Don't have an answer on your fuse issue. I usually check for voltage on both sides. You can't go by the resistance checks on the crank sensor because there's a lot of circuitry inside it that you'll be measuring through. That won't work so the 14 meg ohms isn't valid. You have to test for an output signal. If I were to do that, I'd use an oscilloscope that I use for tv repair, but it's just as correct to use a digital voltmeter, but there are some stipulations. First of all, they are designed to measure 60 hertz AC voltage. Crank sensors usually develop three or four sets of pulses spaced far apart during each crankshaft revolution. You'll get some pulses much higher than 60 hertz, then a relatively long pause before the next set of pulses arrives. The display on the meter will be bouncing around a lot. It may show some voltage but the actual value means nothing. Some meters read hertz directly without regard to the voltage level of the signal but even those don't work on crank sensors. They'll pick up a series of three or four pulses, then a long stretch of silence, then pulses, then silence. The meter will get dizzy trying to display that.

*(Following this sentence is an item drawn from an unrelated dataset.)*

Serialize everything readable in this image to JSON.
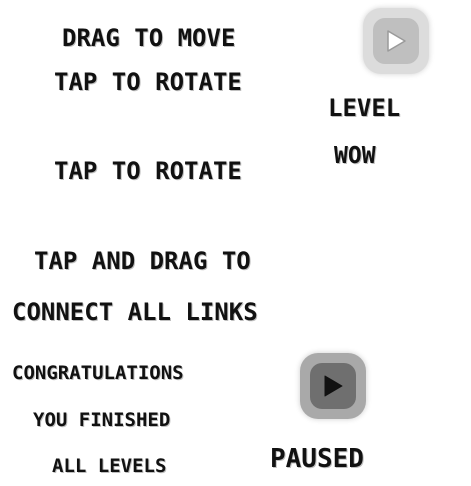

I'm not real familiar with the ignition power transistor. I know what it does but as far as diagnosing it, that was always a part of Chrysler's Engine Computer and rarely caused a problem. The only thing I could suggest that might apply is to check anything that can be replaced or unbolted to see that there is heat-sink compound there to help transfer heat away. If you understand Ohm's Law, you know that voltage times current equals power which means heat is generated. Those switching transistors are designed to be turned fully on or fully off, never partway in between. At fully off there is no current flow so 0 amps times any voltage equals 0 watts and no heat buildup. That one is easy to understand. But, when it's fully on, there can be lots of current flow but since it's practical a piece of wire with no resistance, no voltage is dropped across it. 0 volts times any current again equals 0 watts and no heat. The problem comes in when there's a little voltage and a little current at the same time. THEN you have power dissipated and heat generated, and you gotta get rid of that heat because that is the deadly enemy of semiconductor electronics. Circuitry problems can reduce how effectively that transistor turns fully on or off. The voltage spike from the ignition coil's primary winding has an effect too but I can't remember the reason. Other circuitry in the driver module generates heat too.
Anyway, there's my thoughts on the subject. Take anything you might find useful.
Friday, November 2nd, 2012 AT 5:03 AM